So go the words of a popular hymn, based on Psalm 46. However, stillness in the modern Catholic liturgy is more notable for its absence.
I have attended a variety of liturgies at different places in the past few months. At my local church we usually have a Novus Ordo mass with Latin chant. This is a dignified celebration and as good as it gets when most of the prayers are in English, which is always mildly irritating due to the bad translation and the kitschy "and also with you" response.
At the end of last year I was in Marlow one Sunday and went to mass there, in a nasty 1980s church with a bare brick interior, with unpleasant modern hymns which I had never heard before, sung by a small choir because nobody else present seemed to know them either. Then, in mid-January, I was in Salisbury, which the liturgy used to be quite reasonable but has been distinctly odd recently. On my previous trip, the music was 1970s, and the priest delivered his sermon whilst walking up and down the aisle, which was disconcerting. So I decided to give it a miss and went to an Extraordinary Form mass at Warminster, which involved a 45 minute bus ride each way on a cold evening. But it was worth it not to end up being annoyed.
In my own parish we had an Extraordinary Form sung mass on the Feast of the Presentation, and another, a Requiem for the Parish Priest's father, a few days later. There was plenty of silence at these.
On the Sunday we were promised a "children's mass". From past experience, these consist of jolly hymns with simple tunes, and a clapping Gloria, accompanied by recorded music played too loud on a bad public address system. Numinous it isn't. The readings are done by children, many of whom sound as if they don't know the meaning of the words they are saying - they are just mouthing the letters on the page. I end up feeling angry and avoid them these days, so I went with a friend to another parish.
My heart sank when I saw the list of hymns - banal 1970s tunes, accompanied by violinists and wind players, plus a guitar. It was a pity about the music because the strings and wind instruments actually produced a good sound, but the guitar, as usual was a disaster with a horrible and insistent chunger-chunger-chunger-chunger background.
Then off to Sweden, where the music tends to be old Swedish settings of Gregorian chant, and since the translation is reasonably true to the Latin, the liturgy is satisfactory in a functional sort of way and is never an obstacle to worship.

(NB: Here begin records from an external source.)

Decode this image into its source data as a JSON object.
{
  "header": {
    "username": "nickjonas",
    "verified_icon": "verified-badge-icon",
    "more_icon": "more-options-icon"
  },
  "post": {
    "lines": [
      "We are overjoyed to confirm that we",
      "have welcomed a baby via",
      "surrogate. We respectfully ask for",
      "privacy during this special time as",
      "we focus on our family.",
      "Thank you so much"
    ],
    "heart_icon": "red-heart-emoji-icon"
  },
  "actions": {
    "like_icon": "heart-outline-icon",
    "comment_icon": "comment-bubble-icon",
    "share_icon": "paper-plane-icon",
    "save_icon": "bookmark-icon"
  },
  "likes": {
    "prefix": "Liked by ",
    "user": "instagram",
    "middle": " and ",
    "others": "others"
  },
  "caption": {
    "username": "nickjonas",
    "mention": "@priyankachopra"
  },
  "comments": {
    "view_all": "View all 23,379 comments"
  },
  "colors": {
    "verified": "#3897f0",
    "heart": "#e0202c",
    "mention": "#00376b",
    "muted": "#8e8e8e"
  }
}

So the next three weeks will be fine and presumably there will be no more children's liturgies for a while.
Following Vatican II, the official view on the language and music in the liturgy is as follows

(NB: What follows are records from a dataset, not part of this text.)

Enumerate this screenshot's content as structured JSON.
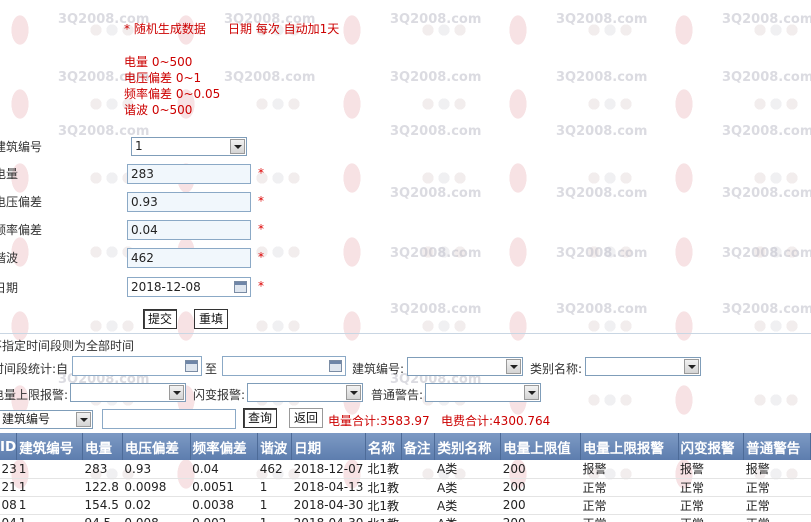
{
  "watermark": "3Q2008.com",
  "info": {
    "line1": "* 随机生成数据",
    "line1b": "日期  每次  自动加1天",
    "ranges": [
      "电量 0~500",
      "电压偏差 0~1",
      "频率偏差 0~0.05",
      "谐波 0~500"
    ]
  },
  "form": {
    "building_label": "建筑编号",
    "building_value": "1",
    "power_label": "电量",
    "power_value": "283",
    "voltage_label": "电压偏差",
    "voltage_value": "0.93",
    "freq_label": "频率偏差",
    "freq_value": "0.04",
    "harmonic_label": "谐波",
    "harmonic_value": "462",
    "date_label": "日期",
    "date_value": "2018-12-08",
    "required_mark": "*",
    "submit_label": "提交",
    "reset_label": "重填"
  },
  "filter": {
    "hint": "不指定时间段则为全部时间",
    "period_label": "时间段统计:自",
    "to_label": "至",
    "building_label": "建筑编号:",
    "category_label": "类别名称:",
    "upper_alarm_label": "电量上限报警:",
    "flash_alarm_label": "闪变报警:",
    "normal_alarm_label": "普通警告:",
    "search_field_value": "建筑编号",
    "query_label": "查询",
    "back_label": "返回",
    "power_total": "电量合计:3583.97",
    "fee_total": "电费合计:4300.764"
  },
  "table": {
    "columns": [
      "ID",
      "建筑编号",
      "电量",
      "电压偏差",
      "频率偏差",
      "谐波",
      "日期",
      "名称",
      "备注",
      "类别名称",
      "电量上限值",
      "电量上限报警",
      "闪变报警",
      "普通警告"
    ],
    "rows": [
      [
        "23",
        "1",
        "283",
        "0.93",
        "0.04",
        "462",
        "2018-12-07",
        "北1教",
        "",
        "A类",
        "200",
        "报警",
        "报警",
        "报警"
      ],
      [
        "21",
        "1",
        "122.8",
        "0.0098",
        "0.0051",
        "1",
        "2018-04-13",
        "北1教",
        "",
        "A类",
        "200",
        "正常",
        "正常",
        "正常"
      ],
      [
        "08",
        "1",
        "154.5",
        "0.02",
        "0.0038",
        "1",
        "2018-04-30",
        "北1教",
        "",
        "A类",
        "200",
        "正常",
        "正常",
        "正常"
      ],
      [
        "04",
        "1",
        "94.5",
        "0.008",
        "0.002",
        "1",
        "2018-04-30",
        "北1教",
        "",
        "A类",
        "200",
        "正常",
        "正常",
        "正常"
      ]
    ]
  }
}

This music is well within the abilities of the average nine-year-old child and one must ask why Catholic schools are not teaching it to their pupils so that they can participate in the singing at their Sunday parish masses. Why children need special children's masses is a question that needs to be asked. Making the liturgy childish means that religion becomes something to grow up out of. It could be one reason why young people stop going to church when they reach their teens.
The new English translation is coming soon and will be a faithful translation of the Latin. I wonder how it will go down. My first impression is that it sounds like seventeenth century English and will feel contrived. Some people might be put off by this. In any case, there is a problem with English - the moment someone opens their mouth, they are pigeonholed as regards their class and intelligence. This is a spin-off from the economic and social divisions which cut through British society. People are still judged by the way they sound their vowels! For this reason alone, it would probably be a good thing to phase out the vernacular from general use in the liturgy in English-speaking countries.
This blog has some interesting things to say on the subject.